In early 2018, H5N6 was discovered in a dead wild bird in Switzerland, in a wild duck in Germany, and in several dead wild birds in the UK, and later in two larger groups (70) of dead wild birds.
However, the current bird deaths cannot be compared to the H5H8 epidemic of 2016-2017, when massive mortality rates were reported among wild waterfowl. Many commercial poultry farms all over Europe were hit by the bird flu epidemic of 2016-2017. The new H5N6 virus has only infected one commercial poultry farm in the Netherlands so far. However, the number of reports of H5N6 in Europe is increasing, so the strain seems to be spreading.
The UAE has banned all "non-heat-treated by-products" of live birds, ornamental birds, chicks, and hatching eggs. Then they added that thermally-treated poultry products (meat and eggs) from all parts of the Netherlands have been cleared for import.
Italy reported another highly pathogenic H5N8 poultry outbreak at a fattening turkey farm in Emilia-Romagna region. The virus killed 1,135 of 17,000 susceptible birds before culling was completed.
Spreading to Asia
Bird flu, or avian influenza (AI), is very infectious among poultry. As soon as bird flu is detected, the government takes measures to prevent the virus from spreading. This includes a ban on transporting poultry in the affected area.
South Korea discovered a new outbreak in Gyeonggi, next to Gangwon, where the 23th Olympic Winter Games were held. This country put on an alert on avian flu after discovering the H5N6 virus at a farm in Pocheon, 46 kilometres from Seoul.
According to the World Health Organisation (WHO), up to the end of January, there were approximately 1,700 people infected by H7N9 in China, around 650 of whom died. Thereby, Chinese agencies had to close the poultry market for 2-3 weeks to limit the spread of the virus.
In Vietnam, an outbreak of avian flu at Dai Ban commune, An Duong district, Haiphong city has just been detected. 3,000 of the 3,400 chickens were infected by H5N6. They were purchased from Thai Nguyen province without a certificate of transportation quarantine and were not vaccinated against bird flu. After the outbreak was detected, all infected chickens were destroyed.
According to the Vietnamese Department of Animal Health, the risk of bird flu arising and spread in the coming time is very high.
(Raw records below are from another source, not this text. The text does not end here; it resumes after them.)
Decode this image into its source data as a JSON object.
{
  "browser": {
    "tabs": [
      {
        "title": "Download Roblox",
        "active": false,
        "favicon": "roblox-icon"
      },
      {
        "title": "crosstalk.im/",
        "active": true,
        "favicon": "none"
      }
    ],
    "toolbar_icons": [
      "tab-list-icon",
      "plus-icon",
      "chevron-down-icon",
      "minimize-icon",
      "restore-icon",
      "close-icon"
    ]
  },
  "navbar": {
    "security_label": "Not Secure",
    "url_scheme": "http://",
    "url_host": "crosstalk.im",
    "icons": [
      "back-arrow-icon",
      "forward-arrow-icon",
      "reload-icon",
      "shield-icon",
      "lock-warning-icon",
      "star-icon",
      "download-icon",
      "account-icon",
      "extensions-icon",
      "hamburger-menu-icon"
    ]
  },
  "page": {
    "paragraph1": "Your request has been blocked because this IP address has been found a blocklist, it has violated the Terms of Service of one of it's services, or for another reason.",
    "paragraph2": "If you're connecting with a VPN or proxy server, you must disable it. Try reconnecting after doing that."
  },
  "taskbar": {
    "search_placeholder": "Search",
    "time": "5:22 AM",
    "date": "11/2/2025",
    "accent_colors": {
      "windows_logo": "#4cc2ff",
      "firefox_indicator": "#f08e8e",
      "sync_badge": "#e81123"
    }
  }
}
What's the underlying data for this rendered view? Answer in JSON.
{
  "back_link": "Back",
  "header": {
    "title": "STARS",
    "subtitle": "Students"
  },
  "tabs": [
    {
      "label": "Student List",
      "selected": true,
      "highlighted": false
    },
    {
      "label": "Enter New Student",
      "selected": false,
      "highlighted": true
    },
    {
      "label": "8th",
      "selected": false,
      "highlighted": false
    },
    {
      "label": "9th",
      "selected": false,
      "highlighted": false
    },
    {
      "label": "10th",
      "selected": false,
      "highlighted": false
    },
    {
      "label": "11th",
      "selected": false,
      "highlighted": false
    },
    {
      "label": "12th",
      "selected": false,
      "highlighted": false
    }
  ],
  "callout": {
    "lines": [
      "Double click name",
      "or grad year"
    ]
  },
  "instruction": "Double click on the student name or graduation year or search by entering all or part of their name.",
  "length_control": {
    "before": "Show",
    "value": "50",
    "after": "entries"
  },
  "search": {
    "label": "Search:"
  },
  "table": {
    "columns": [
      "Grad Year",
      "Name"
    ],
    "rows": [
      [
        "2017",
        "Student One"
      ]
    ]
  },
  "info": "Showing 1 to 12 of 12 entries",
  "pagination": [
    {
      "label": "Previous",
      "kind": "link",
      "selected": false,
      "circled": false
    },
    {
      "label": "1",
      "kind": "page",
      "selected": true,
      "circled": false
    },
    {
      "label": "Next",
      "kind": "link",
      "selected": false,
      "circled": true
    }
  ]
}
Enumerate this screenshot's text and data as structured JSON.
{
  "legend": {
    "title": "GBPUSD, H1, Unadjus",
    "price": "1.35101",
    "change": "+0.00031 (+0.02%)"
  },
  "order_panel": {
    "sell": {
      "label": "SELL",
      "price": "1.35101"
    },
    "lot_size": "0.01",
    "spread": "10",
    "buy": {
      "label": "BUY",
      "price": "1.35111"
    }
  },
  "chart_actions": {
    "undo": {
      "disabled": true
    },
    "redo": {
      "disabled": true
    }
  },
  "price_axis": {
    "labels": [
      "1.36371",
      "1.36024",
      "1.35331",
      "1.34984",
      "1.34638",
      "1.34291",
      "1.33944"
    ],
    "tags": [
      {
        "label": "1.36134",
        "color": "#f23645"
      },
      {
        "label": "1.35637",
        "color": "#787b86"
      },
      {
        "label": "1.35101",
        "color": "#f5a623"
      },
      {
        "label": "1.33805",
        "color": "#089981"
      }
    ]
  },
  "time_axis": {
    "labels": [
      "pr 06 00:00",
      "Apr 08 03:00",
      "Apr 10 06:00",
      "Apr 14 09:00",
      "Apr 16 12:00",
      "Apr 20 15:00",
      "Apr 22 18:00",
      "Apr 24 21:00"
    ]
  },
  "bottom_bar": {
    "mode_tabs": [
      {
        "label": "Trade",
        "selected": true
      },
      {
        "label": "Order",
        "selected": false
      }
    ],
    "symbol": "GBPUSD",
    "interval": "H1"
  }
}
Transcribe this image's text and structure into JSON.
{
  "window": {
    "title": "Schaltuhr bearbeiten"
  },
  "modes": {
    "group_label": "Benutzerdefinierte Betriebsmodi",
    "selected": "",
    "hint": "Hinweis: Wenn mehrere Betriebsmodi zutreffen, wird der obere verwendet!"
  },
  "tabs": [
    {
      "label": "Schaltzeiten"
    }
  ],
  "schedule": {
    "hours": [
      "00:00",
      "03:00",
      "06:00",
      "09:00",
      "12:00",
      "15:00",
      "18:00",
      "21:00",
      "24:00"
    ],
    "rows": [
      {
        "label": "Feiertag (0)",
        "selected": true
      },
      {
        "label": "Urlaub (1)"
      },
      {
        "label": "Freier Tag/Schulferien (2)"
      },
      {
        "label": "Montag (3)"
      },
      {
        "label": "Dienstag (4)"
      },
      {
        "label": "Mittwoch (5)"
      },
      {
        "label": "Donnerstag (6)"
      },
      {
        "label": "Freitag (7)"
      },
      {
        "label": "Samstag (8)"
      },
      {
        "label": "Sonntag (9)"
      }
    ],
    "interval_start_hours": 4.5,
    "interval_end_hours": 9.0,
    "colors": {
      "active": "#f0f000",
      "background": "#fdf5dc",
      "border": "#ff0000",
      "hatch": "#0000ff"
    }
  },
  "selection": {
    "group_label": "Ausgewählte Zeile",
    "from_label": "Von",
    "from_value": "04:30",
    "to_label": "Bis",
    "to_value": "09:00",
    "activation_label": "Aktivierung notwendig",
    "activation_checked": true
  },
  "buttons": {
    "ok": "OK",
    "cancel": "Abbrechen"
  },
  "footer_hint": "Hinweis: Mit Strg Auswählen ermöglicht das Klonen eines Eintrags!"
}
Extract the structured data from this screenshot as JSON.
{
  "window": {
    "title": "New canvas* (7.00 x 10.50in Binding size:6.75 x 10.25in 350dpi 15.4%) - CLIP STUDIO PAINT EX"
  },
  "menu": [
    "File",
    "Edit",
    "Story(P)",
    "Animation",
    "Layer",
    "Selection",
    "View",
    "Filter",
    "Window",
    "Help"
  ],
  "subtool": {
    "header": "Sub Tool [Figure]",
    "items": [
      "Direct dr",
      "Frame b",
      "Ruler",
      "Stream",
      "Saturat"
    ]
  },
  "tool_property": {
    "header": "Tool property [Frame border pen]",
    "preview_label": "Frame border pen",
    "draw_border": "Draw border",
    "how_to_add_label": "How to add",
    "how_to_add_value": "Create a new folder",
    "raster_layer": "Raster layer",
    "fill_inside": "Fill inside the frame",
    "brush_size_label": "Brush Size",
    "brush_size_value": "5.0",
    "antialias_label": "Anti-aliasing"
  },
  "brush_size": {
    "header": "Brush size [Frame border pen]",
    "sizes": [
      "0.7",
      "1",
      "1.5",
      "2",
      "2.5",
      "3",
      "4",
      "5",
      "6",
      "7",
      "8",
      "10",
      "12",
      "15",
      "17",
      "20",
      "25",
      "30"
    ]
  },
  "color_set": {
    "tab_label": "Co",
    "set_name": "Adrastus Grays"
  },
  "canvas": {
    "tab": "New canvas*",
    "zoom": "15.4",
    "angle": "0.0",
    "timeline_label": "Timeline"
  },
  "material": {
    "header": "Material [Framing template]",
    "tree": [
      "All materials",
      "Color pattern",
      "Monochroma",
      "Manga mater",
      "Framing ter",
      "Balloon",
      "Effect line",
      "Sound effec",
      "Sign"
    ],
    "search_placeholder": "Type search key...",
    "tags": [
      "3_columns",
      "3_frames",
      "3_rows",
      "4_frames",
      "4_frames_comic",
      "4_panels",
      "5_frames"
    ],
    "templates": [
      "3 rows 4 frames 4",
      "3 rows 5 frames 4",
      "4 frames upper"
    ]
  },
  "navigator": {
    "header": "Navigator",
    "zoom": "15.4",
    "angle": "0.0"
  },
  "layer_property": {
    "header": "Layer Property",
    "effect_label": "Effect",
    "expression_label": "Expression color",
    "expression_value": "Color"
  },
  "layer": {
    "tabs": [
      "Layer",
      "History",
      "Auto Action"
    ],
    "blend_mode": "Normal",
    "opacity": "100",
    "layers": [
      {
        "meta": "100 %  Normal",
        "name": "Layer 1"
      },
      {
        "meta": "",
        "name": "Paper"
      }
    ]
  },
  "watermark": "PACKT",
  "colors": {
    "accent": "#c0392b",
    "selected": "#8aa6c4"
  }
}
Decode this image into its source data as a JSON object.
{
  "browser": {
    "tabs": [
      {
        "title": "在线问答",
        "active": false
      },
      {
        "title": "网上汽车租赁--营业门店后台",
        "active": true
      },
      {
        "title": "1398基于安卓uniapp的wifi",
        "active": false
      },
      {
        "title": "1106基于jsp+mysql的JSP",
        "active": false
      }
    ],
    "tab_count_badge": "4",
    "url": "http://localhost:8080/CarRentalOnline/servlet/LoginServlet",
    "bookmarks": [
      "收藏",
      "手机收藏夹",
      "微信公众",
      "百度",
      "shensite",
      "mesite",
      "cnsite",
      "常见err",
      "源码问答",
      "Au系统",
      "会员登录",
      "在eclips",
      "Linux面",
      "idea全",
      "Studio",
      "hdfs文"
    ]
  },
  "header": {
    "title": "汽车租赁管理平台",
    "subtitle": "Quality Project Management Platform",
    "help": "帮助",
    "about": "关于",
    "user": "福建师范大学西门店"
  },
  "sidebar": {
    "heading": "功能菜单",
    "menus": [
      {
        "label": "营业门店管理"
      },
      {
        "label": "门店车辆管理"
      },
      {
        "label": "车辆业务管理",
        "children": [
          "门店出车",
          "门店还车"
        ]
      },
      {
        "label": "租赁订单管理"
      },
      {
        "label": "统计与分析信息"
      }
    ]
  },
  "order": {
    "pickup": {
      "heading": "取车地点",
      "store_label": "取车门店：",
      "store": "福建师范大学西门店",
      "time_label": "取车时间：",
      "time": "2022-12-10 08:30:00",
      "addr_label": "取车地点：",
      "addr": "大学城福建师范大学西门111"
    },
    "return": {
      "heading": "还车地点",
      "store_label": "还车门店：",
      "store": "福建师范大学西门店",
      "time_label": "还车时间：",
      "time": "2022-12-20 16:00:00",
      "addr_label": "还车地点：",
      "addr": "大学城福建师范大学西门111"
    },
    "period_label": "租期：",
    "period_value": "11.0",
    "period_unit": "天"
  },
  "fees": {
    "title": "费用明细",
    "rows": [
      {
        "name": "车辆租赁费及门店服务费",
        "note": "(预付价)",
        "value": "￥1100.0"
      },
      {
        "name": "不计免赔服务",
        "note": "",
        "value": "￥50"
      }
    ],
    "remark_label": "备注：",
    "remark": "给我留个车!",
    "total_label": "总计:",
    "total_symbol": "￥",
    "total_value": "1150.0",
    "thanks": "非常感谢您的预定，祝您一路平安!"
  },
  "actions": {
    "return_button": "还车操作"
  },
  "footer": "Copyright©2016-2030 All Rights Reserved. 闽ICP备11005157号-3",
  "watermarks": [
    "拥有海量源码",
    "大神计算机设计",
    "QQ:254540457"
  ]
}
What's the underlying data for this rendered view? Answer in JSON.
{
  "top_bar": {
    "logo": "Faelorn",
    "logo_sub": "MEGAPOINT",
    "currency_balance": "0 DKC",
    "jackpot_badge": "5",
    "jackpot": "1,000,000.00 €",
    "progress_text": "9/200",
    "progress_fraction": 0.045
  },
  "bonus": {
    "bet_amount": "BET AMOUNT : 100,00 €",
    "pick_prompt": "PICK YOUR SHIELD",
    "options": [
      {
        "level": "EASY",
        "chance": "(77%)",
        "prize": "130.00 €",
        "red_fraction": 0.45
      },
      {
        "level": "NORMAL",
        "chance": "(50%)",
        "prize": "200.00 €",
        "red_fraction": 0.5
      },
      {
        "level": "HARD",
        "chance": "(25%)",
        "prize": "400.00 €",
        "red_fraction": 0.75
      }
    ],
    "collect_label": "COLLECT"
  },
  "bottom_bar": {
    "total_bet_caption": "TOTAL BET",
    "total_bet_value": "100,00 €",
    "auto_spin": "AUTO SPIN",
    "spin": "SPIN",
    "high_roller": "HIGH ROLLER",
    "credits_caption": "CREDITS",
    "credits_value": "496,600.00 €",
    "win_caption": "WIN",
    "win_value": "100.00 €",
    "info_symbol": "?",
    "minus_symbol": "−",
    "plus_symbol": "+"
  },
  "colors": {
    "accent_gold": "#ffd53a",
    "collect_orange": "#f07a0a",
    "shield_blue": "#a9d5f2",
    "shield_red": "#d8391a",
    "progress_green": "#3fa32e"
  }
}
Some strains of the avian influenza virus (H7N9, H5N2, H5N8) are able to infect Vietnam through transport, trading, consumption or smuggled poultry products, especially in the northern border provinces and the provinces and cities with high consumption of illegal poultry products.
In February, the Vietnamese Ministry of Agriculture and Rural Development has issued an urgent document to strengthen the prevention of avian flu and other influenza virus strains in the country. Thereby, all provinces need to actively prevent the influenza virus, strengthen inspection, and prevent illegal imports, as well as strictly monitor local poultry farms to detect and treat outbreaks in the shortest time possible.